• **What is needed**
Track down each line below containing the string "value" and copy it.

[Items from an interface collection]
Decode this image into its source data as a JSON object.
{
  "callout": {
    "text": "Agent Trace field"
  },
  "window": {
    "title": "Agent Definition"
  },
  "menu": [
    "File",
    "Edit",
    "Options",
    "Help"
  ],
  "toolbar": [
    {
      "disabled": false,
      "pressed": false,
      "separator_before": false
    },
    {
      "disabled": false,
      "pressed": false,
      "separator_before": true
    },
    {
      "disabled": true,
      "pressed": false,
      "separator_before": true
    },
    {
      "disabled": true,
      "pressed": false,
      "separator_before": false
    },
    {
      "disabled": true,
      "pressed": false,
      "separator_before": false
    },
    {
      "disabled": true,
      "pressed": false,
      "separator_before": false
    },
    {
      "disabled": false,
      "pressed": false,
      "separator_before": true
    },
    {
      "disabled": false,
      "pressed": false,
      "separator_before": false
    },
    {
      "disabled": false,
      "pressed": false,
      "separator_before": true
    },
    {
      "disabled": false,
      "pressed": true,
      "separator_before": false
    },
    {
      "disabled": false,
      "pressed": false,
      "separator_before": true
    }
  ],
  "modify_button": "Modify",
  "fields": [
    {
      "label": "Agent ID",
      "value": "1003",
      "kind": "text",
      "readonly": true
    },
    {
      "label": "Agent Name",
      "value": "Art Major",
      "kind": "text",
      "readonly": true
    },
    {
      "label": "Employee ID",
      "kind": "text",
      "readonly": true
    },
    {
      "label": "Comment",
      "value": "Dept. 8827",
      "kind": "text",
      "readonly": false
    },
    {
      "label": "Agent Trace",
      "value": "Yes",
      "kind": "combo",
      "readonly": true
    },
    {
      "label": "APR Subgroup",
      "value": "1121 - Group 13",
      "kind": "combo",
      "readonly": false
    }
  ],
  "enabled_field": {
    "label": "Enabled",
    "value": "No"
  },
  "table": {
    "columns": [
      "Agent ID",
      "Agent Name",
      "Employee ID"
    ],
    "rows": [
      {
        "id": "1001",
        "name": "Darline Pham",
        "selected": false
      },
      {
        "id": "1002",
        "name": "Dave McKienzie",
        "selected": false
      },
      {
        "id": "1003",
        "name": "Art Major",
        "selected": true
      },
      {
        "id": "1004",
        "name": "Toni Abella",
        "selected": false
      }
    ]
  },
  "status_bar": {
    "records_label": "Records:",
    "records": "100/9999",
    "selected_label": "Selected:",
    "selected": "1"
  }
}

• **Expected answer**
      "value": "1003",
      "value": "Art Major",
      "value": "Dept. 8827",
      "value": "Yes",
      "value": "1121 - Group 13",
    "value": "No"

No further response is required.